The night Avant fell ill, she complained she had a headache before contracting a fever.
The girl's first cousin, Wendy Scott, told NBC she was seen by a doctor that same night.
"They got it checked out," she said. "There were several viruses going around the school. It was assumed it's a virus because the symptoms are exactly the same, so she went home."
Over the next few days, Avant's condition rapidly deteriorated, the young girl becoming incoherent before being taken to the emergency room.
"She was brought into the emergency room on Tuesday when she woke up unresponsive," Scott said. "She was eyes open, she was there, but she wasn't speaking. Nothing."

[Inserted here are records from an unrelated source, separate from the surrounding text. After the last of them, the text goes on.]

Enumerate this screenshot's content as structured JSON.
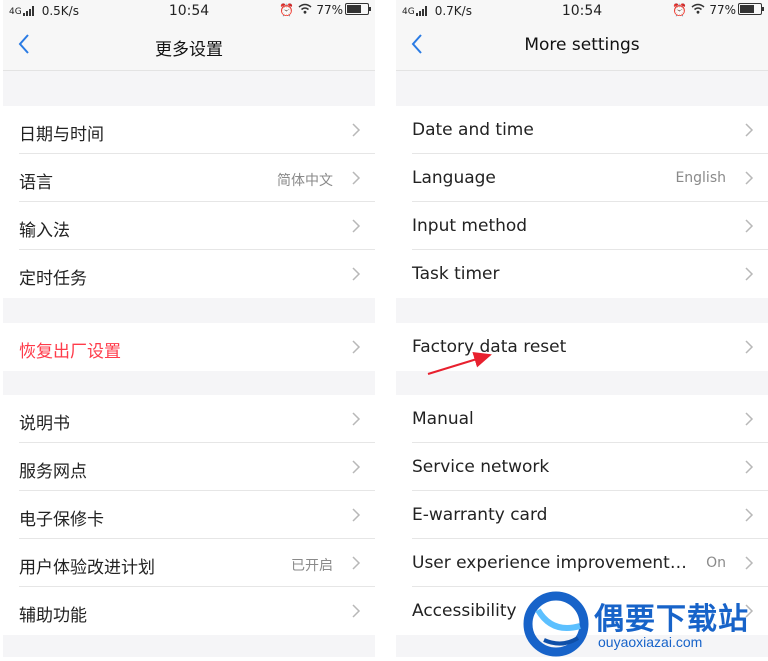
{
  "left": {
    "status": {
      "network": "4G",
      "speed": "0.5K/s",
      "time": "10:54",
      "battery_pct": "77%",
      "battery_level": 0.77
    },
    "title": "更多设置",
    "group1": [
      {
        "label": "日期与时间",
        "value": ""
      },
      {
        "label": "语言",
        "value": "简体中文"
      },
      {
        "label": "输入法",
        "value": ""
      },
      {
        "label": "定时任务",
        "value": ""
      }
    ],
    "group2": [
      {
        "label": "恢复出厂设置",
        "value": ""
      }
    ],
    "group3": [
      {
        "label": "说明书",
        "value": ""
      },
      {
        "label": "服务网点",
        "value": ""
      },
      {
        "label": "电子保修卡",
        "value": ""
      },
      {
        "label": "用户体验改进计划",
        "value": "已开启"
      },
      {
        "label": "辅助功能",
        "value": ""
      }
    ]
  },
  "right": {
    "status": {
      "network": "4G",
      "speed": "0.7K/s",
      "time": "10:54",
      "battery_pct": "77%",
      "battery_level": 0.77
    },
    "title": "More settings",
    "group1": [
      {
        "label": "Date and time",
        "value": ""
      },
      {
        "label": "Language",
        "value": "English"
      },
      {
        "label": "Input method",
        "value": ""
      },
      {
        "label": "Task timer",
        "value": ""
      }
    ],
    "group2": [
      {
        "label": "Factory data reset",
        "value": ""
      }
    ],
    "group3": [
      {
        "label": "Manual",
        "value": ""
      },
      {
        "label": "Service network",
        "value": ""
      },
      {
        "label": "E-warranty card",
        "value": ""
      },
      {
        "label": "User experience improvement…",
        "value": "On"
      },
      {
        "label": "Accessibility",
        "value": ""
      }
    ]
  },
  "colors": {
    "accent": "#2a7be4",
    "danger": "#ff3b4a",
    "arrow": "#e8202e",
    "watermark": "#1763c9"
  },
  "watermark": {
    "text": "偶要下载站",
    "url": "ouyaoxiazai.com"
  }
}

According to the Texas Department of State Health Services, the rare brain infection, called primary amebic meningoencephalitis (PAM), is almost always fatal.
Avant's devastated family continue to fight, creating a Facebook group to help spread awareness of the rare but fatal condition.
"Today is day six. Day six is a miracle," said Scott on Friday. "God's strength and the community and all the prayers fro the Facebook (group) #LilyStrong, we are doing great. We are very, very positive."
Avant remains in a stable condition.